Background: Data on the long-term survival and renal function of patients with acute kidney injury (AKI) treated with continuous renal replacement therapy are scarce.
Methods: We investigated the 3-year survival and need for chronic dialysis in critically ill patients, who had survived an episode of AKI requiring continuous renal replacement therapy.
Results: A total of 206 ICU patients with AKI were randomized in a trial comparing haemofiltration versus haemodiafiltration. Of these, 95 (46%) survived at 90 days. Post-discharge information relating to 3-year survival and renal function was successfully obtained in 89 (94%) of the patients. Of the 89 patients studied, chronic kidney disease (CKD) was present in 32 subjects from the onset, and CKD developed de novo in 25 patients following AKI. End-stage renal disease (ESRD) developed in 9 patients (of whom 8 had pre-existing CKD) and 29 patients died. Three-year survival was 67% overall; the mortality at 3 years was 50% for those with pre-existing kidney disease, and 71 and 82% for those with de novo and without CKD, respectively.

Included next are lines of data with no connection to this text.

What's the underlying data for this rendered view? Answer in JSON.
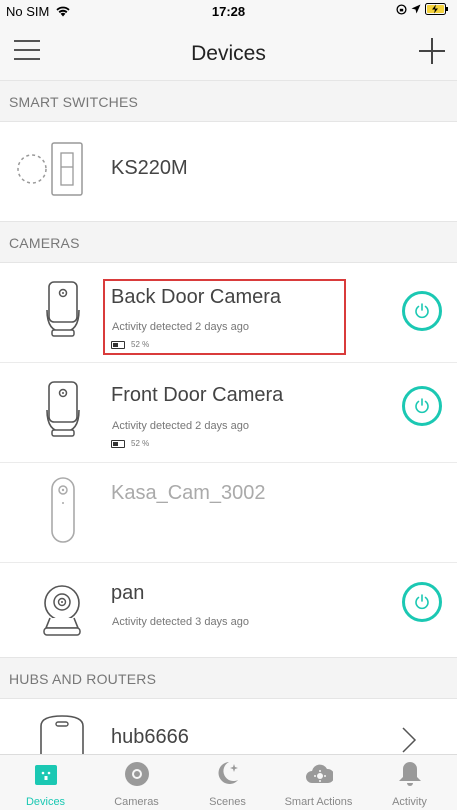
{
  "status_bar": {
    "carrier": "No SIM",
    "time": "17:28"
  },
  "nav": {
    "title": "Devices"
  },
  "sections": {
    "smart_switches": "SMART SWITCHES",
    "cameras": "CAMERAS",
    "hubs_and_routers": "HUBS AND ROUTERS"
  },
  "devices": {
    "switch": {
      "name": "KS220M"
    },
    "back_door": {
      "name": "Back Door Camera",
      "activity": "Activity detected 2 days ago",
      "battery": "52 %"
    },
    "front_door": {
      "name": "Front Door Camera",
      "activity": "Activity detected 2 days ago",
      "battery": "52 %"
    },
    "kasa_cam": {
      "name": "Kasa_Cam_3002"
    },
    "pan": {
      "name": "pan",
      "activity": "Activity detected 3 days ago"
    },
    "hub": {
      "name": "hub6666"
    }
  },
  "tabs": [
    {
      "label": "Devices",
      "icon": "devices-icon",
      "active": true
    },
    {
      "label": "Cameras",
      "icon": "cameras-icon",
      "active": false
    },
    {
      "label": "Scenes",
      "icon": "scenes-icon",
      "active": false
    },
    {
      "label": "Smart Actions",
      "icon": "smart-actions-icon",
      "active": false
    },
    {
      "label": "Activity",
      "icon": "activity-icon",
      "active": false
    }
  ],
  "colors": {
    "accent": "#1bc8b3",
    "highlight": "#d93b3b"
  }
}
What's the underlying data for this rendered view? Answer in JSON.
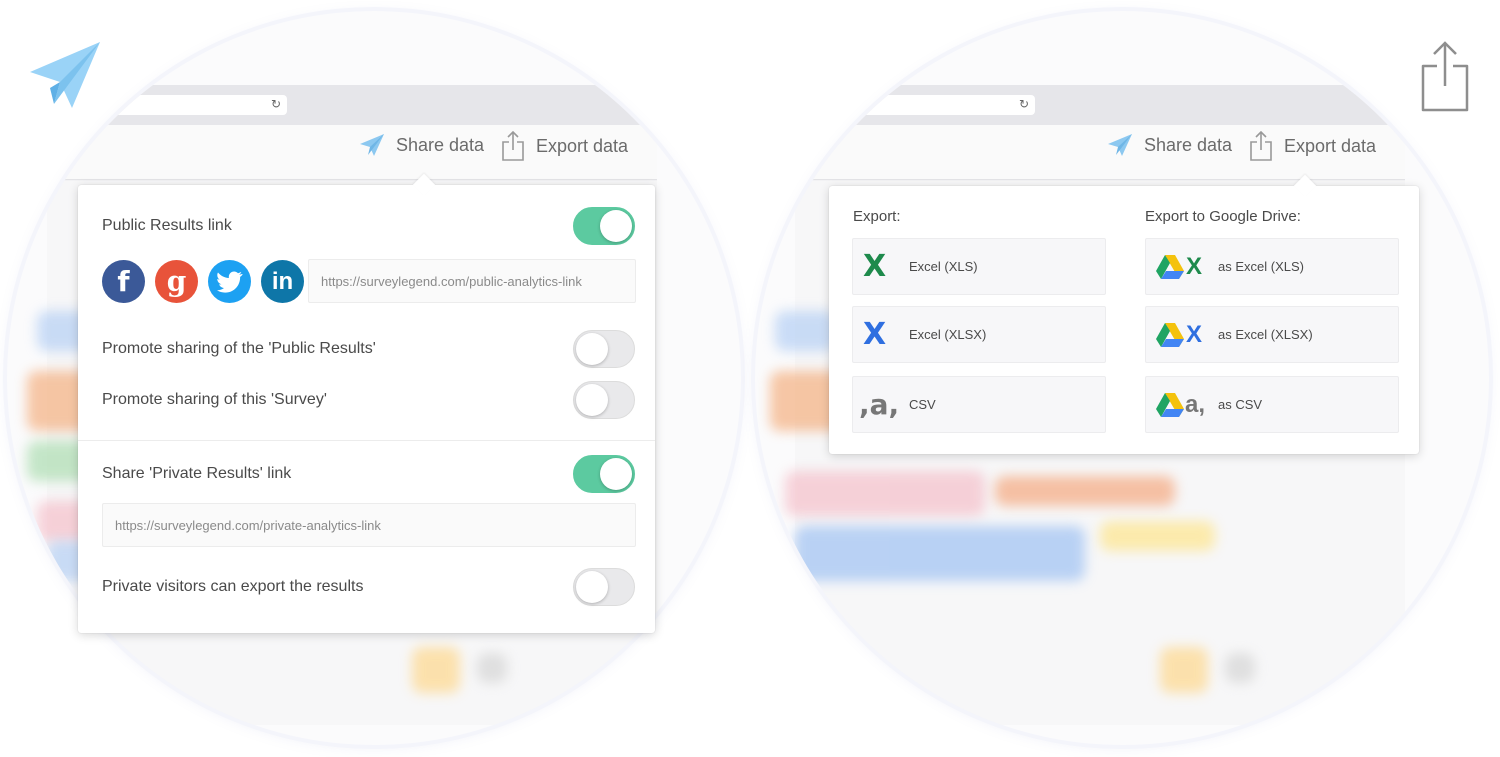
{
  "header": {
    "share_label": "Share data",
    "export_label": "Export data"
  },
  "share_popover": {
    "public_link": {
      "label": "Public Results link",
      "enabled": true
    },
    "social": [
      {
        "name": "facebook",
        "glyph": "f",
        "color": "#3b5998"
      },
      {
        "name": "google",
        "glyph": "g",
        "color": "#e8533a"
      },
      {
        "name": "twitter",
        "glyph": "t",
        "color": "#1da1f2"
      },
      {
        "name": "linkedin",
        "glyph": "in",
        "color": "#0e76a8"
      }
    ],
    "public_url": "https://surveylegend.com/public-analytics-link",
    "promote_results": {
      "label": "Promote sharing of the 'Public Results'",
      "enabled": false
    },
    "promote_survey": {
      "label": "Promote sharing of this 'Survey'",
      "enabled": false
    },
    "private_link": {
      "label": "Share 'Private Results' link",
      "enabled": true
    },
    "private_url": "https://surveylegend.com/private-analytics-link",
    "private_export": {
      "label": "Private visitors can export the results",
      "enabled": false
    }
  },
  "export_popover": {
    "local_title": "Export:",
    "drive_title": "Export to Google Drive:",
    "local": [
      {
        "label": "Excel (XLS)",
        "icon": "excel-xls-icon",
        "color": "#1e8a4c"
      },
      {
        "label": "Excel (XLSX)",
        "icon": "excel-xlsx-icon",
        "color": "#2f6fe0"
      },
      {
        "label": "CSV",
        "icon": "csv-icon",
        "glyph": ",a,",
        "color": "#777777"
      }
    ],
    "drive": [
      {
        "label": "as Excel (XLS)",
        "icon": "drive-xls-icon",
        "color": "#1e8a4c"
      },
      {
        "label": "as Excel (XLSX)",
        "icon": "drive-xlsx-icon",
        "color": "#2f6fe0"
      },
      {
        "label": "as CSV",
        "icon": "drive-csv-icon",
        "glyph": "a,",
        "color": "#777777"
      }
    ]
  },
  "colors": {
    "toggle_on": "#5ccaa0",
    "share_icon": "#8cc8f0",
    "export_icon": "#999999"
  }
}
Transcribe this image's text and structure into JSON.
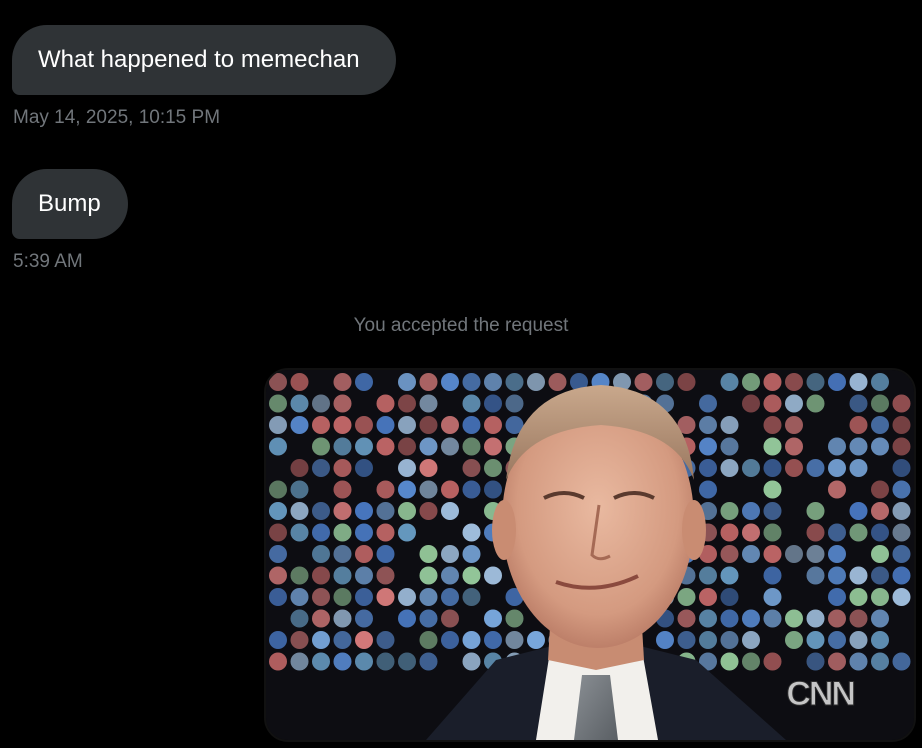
{
  "conversation": {
    "messages": [
      {
        "text": "What happened to memechan",
        "timestamp": "May 14, 2025, 10:15 PM"
      },
      {
        "text": "Bump",
        "timestamp": "5:39 AM"
      }
    ],
    "system_message": "You accepted the request",
    "media": {
      "icon": "video-still-image",
      "logo_text": "CNN"
    }
  },
  "colors": {
    "background": "#000000",
    "bubble": "#2f3336",
    "bubble_text": "#ffffff",
    "muted_text": "#71767b"
  }
}
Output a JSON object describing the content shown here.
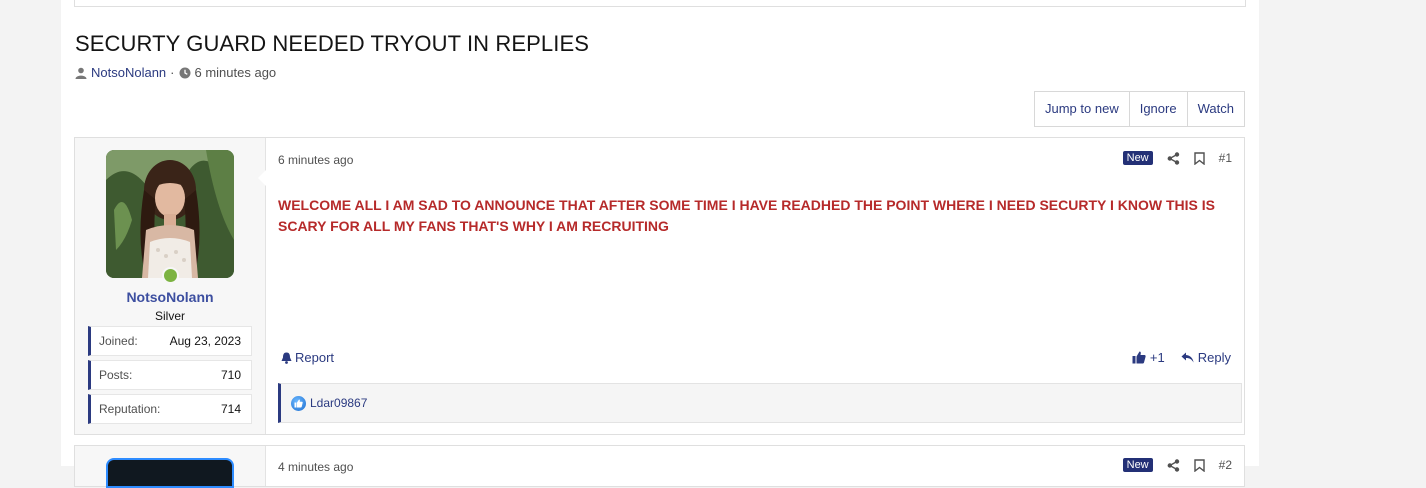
{
  "thread": {
    "title": "SECURTY GUARD NEEDED TRYOUT IN REPLIES",
    "author": "NotsoNolann",
    "separator": "·",
    "time": "6 minutes ago"
  },
  "thread_buttons": {
    "jump": "Jump to new",
    "ignore": "Ignore",
    "watch": "Watch"
  },
  "post1": {
    "username": "NotsoNolann",
    "user_title": "Silver",
    "stats": [
      {
        "label": "Joined:",
        "value": "Aug 23, 2023"
      },
      {
        "label": "Posts:",
        "value": "710"
      },
      {
        "label": "Reputation:",
        "value": "714"
      }
    ],
    "time": "6 minutes ago",
    "new_badge": "New",
    "number": "#1",
    "body": "WELCOME ALL I AM SAD TO ANNOUNCE THAT AFTER SOME TIME I HAVE READHED THE POINT WHERE I NEED SECURTY I KNOW THIS IS SCARY FOR ALL MY FANS THAT'S WHY I AM RECRUITING",
    "report": "Report",
    "like_count": "+1",
    "reply": "Reply",
    "reaction_user": "Ldar09867"
  },
  "post2": {
    "time": "4 minutes ago",
    "new_badge": "New",
    "number": "#2"
  },
  "colors": {
    "accent": "#2b3a80",
    "body_text": "#b62a2a",
    "online": "#7cb342",
    "new_badge": "#233076"
  },
  "icons": [
    "user-icon",
    "clock-icon",
    "share-icon",
    "bookmark-icon",
    "bell-icon",
    "thumbs-up-icon",
    "reply-icon",
    "like-reaction-icon"
  ]
}
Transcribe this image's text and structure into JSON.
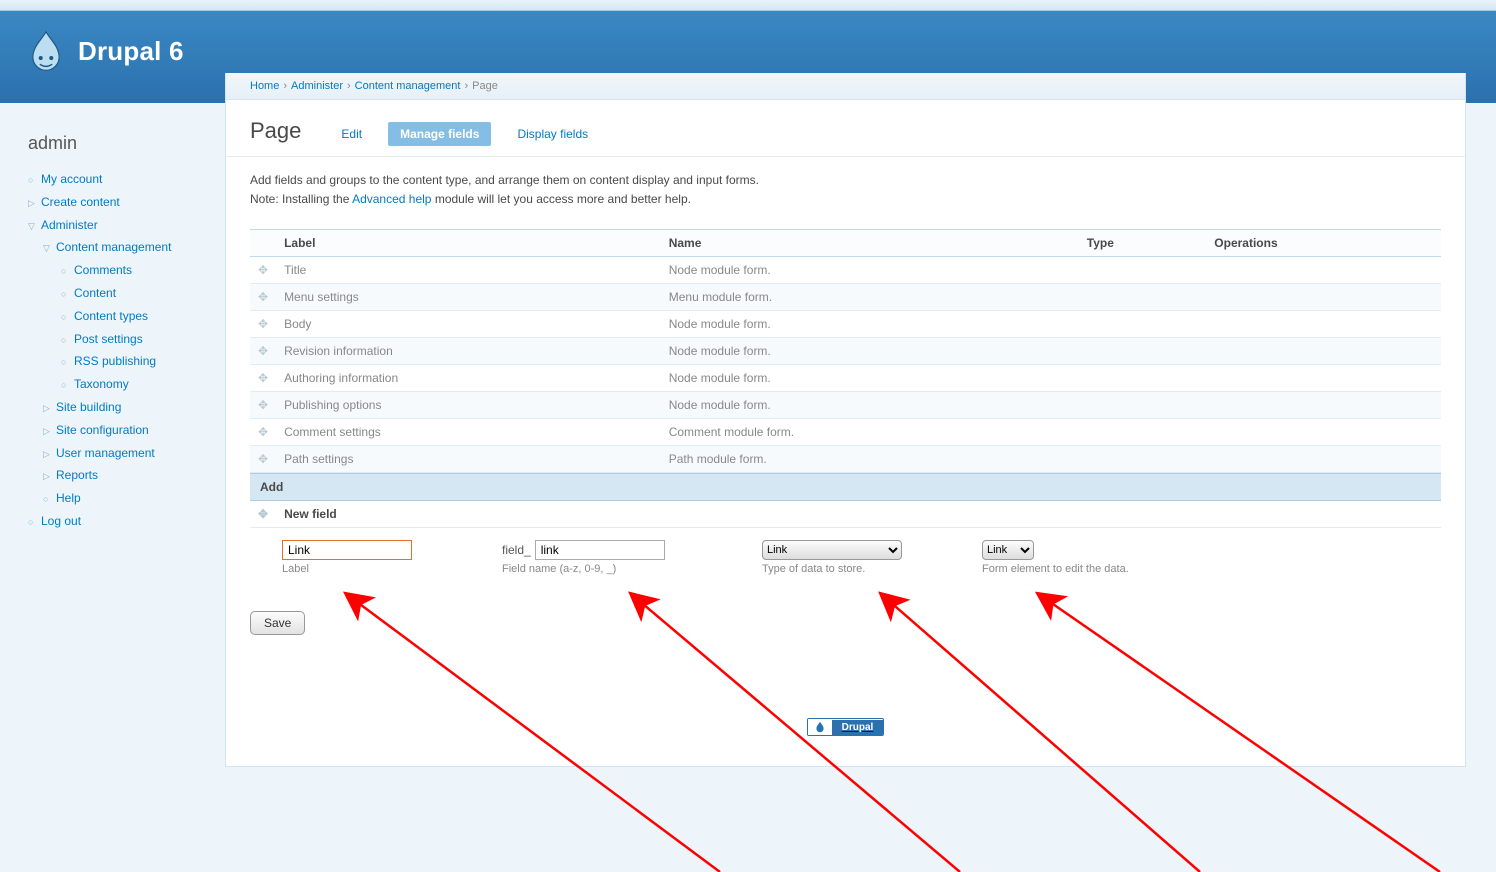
{
  "site_title": "Drupal 6",
  "sidebar": {
    "heading": "admin",
    "items": [
      {
        "label": "My account",
        "marker": "○"
      },
      {
        "label": "Create content",
        "marker": "▷"
      },
      {
        "label": "Administer",
        "marker": "▽",
        "children": [
          {
            "label": "Content management",
            "marker": "▽",
            "children": [
              {
                "label": "Comments",
                "marker": "○"
              },
              {
                "label": "Content",
                "marker": "○"
              },
              {
                "label": "Content types",
                "marker": "○"
              },
              {
                "label": "Post settings",
                "marker": "○"
              },
              {
                "label": "RSS publishing",
                "marker": "○"
              },
              {
                "label": "Taxonomy",
                "marker": "○"
              }
            ]
          },
          {
            "label": "Site building",
            "marker": "▷"
          },
          {
            "label": "Site configuration",
            "marker": "▷"
          },
          {
            "label": "User management",
            "marker": "▷"
          },
          {
            "label": "Reports",
            "marker": "▷"
          },
          {
            "label": "Help",
            "marker": "○"
          }
        ]
      },
      {
        "label": "Log out",
        "marker": "○"
      }
    ]
  },
  "breadcrumb": [
    "Home",
    "Administer",
    "Content management",
    "Page"
  ],
  "page_title": "Page",
  "tabs": [
    {
      "label": "Edit",
      "active": false
    },
    {
      "label": "Manage fields",
      "active": true
    },
    {
      "label": "Display fields",
      "active": false
    }
  ],
  "description_line1": "Add fields and groups to the content type, and arrange them on content display and input forms.",
  "description_note_prefix": "Note: Installing the ",
  "description_link": "Advanced help",
  "description_note_suffix": " module will let you access more and better help.",
  "table": {
    "headers": [
      "Label",
      "Name",
      "Type",
      "Operations"
    ],
    "rows": [
      {
        "label": "Title",
        "name": "Node module form."
      },
      {
        "label": "Menu settings",
        "name": "Menu module form."
      },
      {
        "label": "Body",
        "name": "Node module form."
      },
      {
        "label": "Revision information",
        "name": "Node module form."
      },
      {
        "label": "Authoring information",
        "name": "Node module form."
      },
      {
        "label": "Publishing options",
        "name": "Node module form."
      },
      {
        "label": "Comment settings",
        "name": "Comment module form."
      },
      {
        "label": "Path settings",
        "name": "Path module form."
      }
    ]
  },
  "add_header": "Add",
  "new_field_label": "New field",
  "form": {
    "label_value": "Link",
    "label_hint": "Label",
    "fieldname_prefix": "field_",
    "fieldname_value": "link",
    "fieldname_hint": "Field name (a-z, 0-9, _)",
    "type_value": "Link",
    "type_hint": "Type of data to store.",
    "widget_value": "Link",
    "widget_hint": "Form element to edit the data."
  },
  "save_button": "Save",
  "footer_badge": "Drupal"
}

Conclusion: After an episode of AKI necessitating a continuous renal replacement therapy, rapid progression to ESKD is commonly observed in patients with pre-existing chronic renal impairment. Medical care with an emphasis on nephroprotection is necessary in these patients.